= Brief =
Will you output all of the data below exactly, omitting the images?

= Input =

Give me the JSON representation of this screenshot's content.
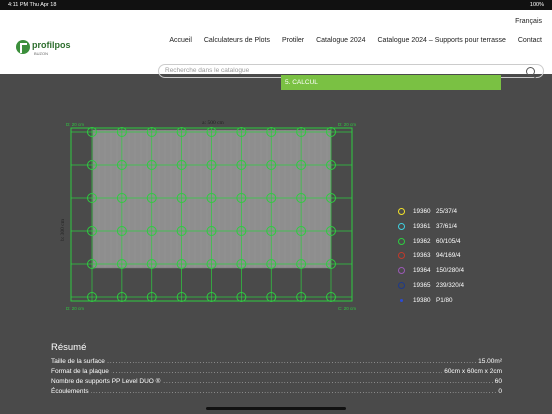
{
  "status": {
    "time": "4:11 PM  Thu Apr 18",
    "battery": "100%"
  },
  "header": {
    "language": "Français",
    "logo_text": "profilpos",
    "logo_sub": "BUZON",
    "nav": [
      "Accueil",
      "Calculateurs de Plots",
      "Protiler",
      "Catalogue 2024",
      "Catalogue 2024 – Supports pour terrasse",
      "Contact"
    ],
    "search_placeholder": "Recherche dans le catalogue"
  },
  "calc_bar": "5. CALCUL",
  "plan": {
    "width_label": "a: 500 cm",
    "height_label": "b: 300 cm",
    "corner_labels": [
      "D: 20 cm",
      "D: 20 cm",
      "D: 20 cm",
      "C: 20 cm"
    ],
    "grid_cols": 9,
    "grid_rows": 6,
    "colors": {
      "frame": "#2ecc40",
      "fill": "#8e8e8e",
      "support": "#2ecc40"
    }
  },
  "legend": [
    {
      "code": "19360",
      "size": "25/37/4",
      "color": "#f1e12a"
    },
    {
      "code": "19361",
      "size": "37/61/4",
      "color": "#3fd0e0"
    },
    {
      "code": "19362",
      "size": "60/105/4",
      "color": "#2ecc40"
    },
    {
      "code": "19363",
      "size": "94/169/4",
      "color": "#c0392b"
    },
    {
      "code": "19364",
      "size": "150/280/4",
      "color": "#9b59b6"
    },
    {
      "code": "19365",
      "size": "239/320/4",
      "color": "#1e3a8a"
    },
    {
      "code": "19380",
      "size": "P1/80",
      "color": "#2b4bd6"
    }
  ],
  "resume": {
    "title": "Résumé",
    "rows": [
      {
        "label": "Taille de la surface",
        "value": "15.00m²"
      },
      {
        "label": "Format de la plaque",
        "value": "60cm x 60cm x 2cm"
      },
      {
        "label": "Nombre de supports PP Level DUO ®",
        "value": "60"
      },
      {
        "label": "Écoulements",
        "value": "0"
      }
    ]
  }
}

= Written answer =
Give me the JSON representation of this screenshot's content.
{
  "status": {
    "time": "4:11 PM  Thu Apr 18",
    "battery": "100%"
  },
  "header": {
    "language": "Français",
    "logo_text": "profilpos",
    "logo_sub": "BUZON",
    "nav": [
      "Accueil",
      "Calculateurs de Plots",
      "Protiler",
      "Catalogue 2024",
      "Catalogue 2024 – Supports pour terrasse",
      "Contact"
    ],
    "search_placeholder": "Recherche dans le catalogue"
  },
  "calc_bar": "5. CALCUL",
  "plan": {
    "width_label": "a: 500 cm",
    "height_label": "b: 300 cm",
    "corner_labels": [
      "D: 20 cm",
      "D: 20 cm",
      "D: 20 cm",
      "C: 20 cm"
    ],
    "grid_cols": 9,
    "grid_rows": 6,
    "colors": {
      "frame": "#2ecc40",
      "fill": "#8e8e8e",
      "support": "#2ecc40"
    }
  },
  "legend": [
    {
      "code": "19360",
      "size": "25/37/4",
      "color": "#f1e12a"
    },
    {
      "code": "19361",
      "size": "37/61/4",
      "color": "#3fd0e0"
    },
    {
      "code": "19362",
      "size": "60/105/4",
      "color": "#2ecc40"
    },
    {
      "code": "19363",
      "size": "94/169/4",
      "color": "#c0392b"
    },
    {
      "code": "19364",
      "size": "150/280/4",
      "color": "#9b59b6"
    },
    {
      "code": "19365",
      "size": "239/320/4",
      "color": "#1e3a8a"
    },
    {
      "code": "19380",
      "size": "P1/80",
      "color": "#2b4bd6"
    }
  ],
  "resume": {
    "title": "Résumé",
    "rows": [
      {
        "label": "Taille de la surface",
        "value": "15.00m²"
      },
      {
        "label": "Format de la plaque",
        "value": "60cm x 60cm x 2cm"
      },
      {
        "label": "Nombre de supports PP Level DUO ®",
        "value": "60"
      },
      {
        "label": "Écoulements",
        "value": "0"
      }
    ]
  }
}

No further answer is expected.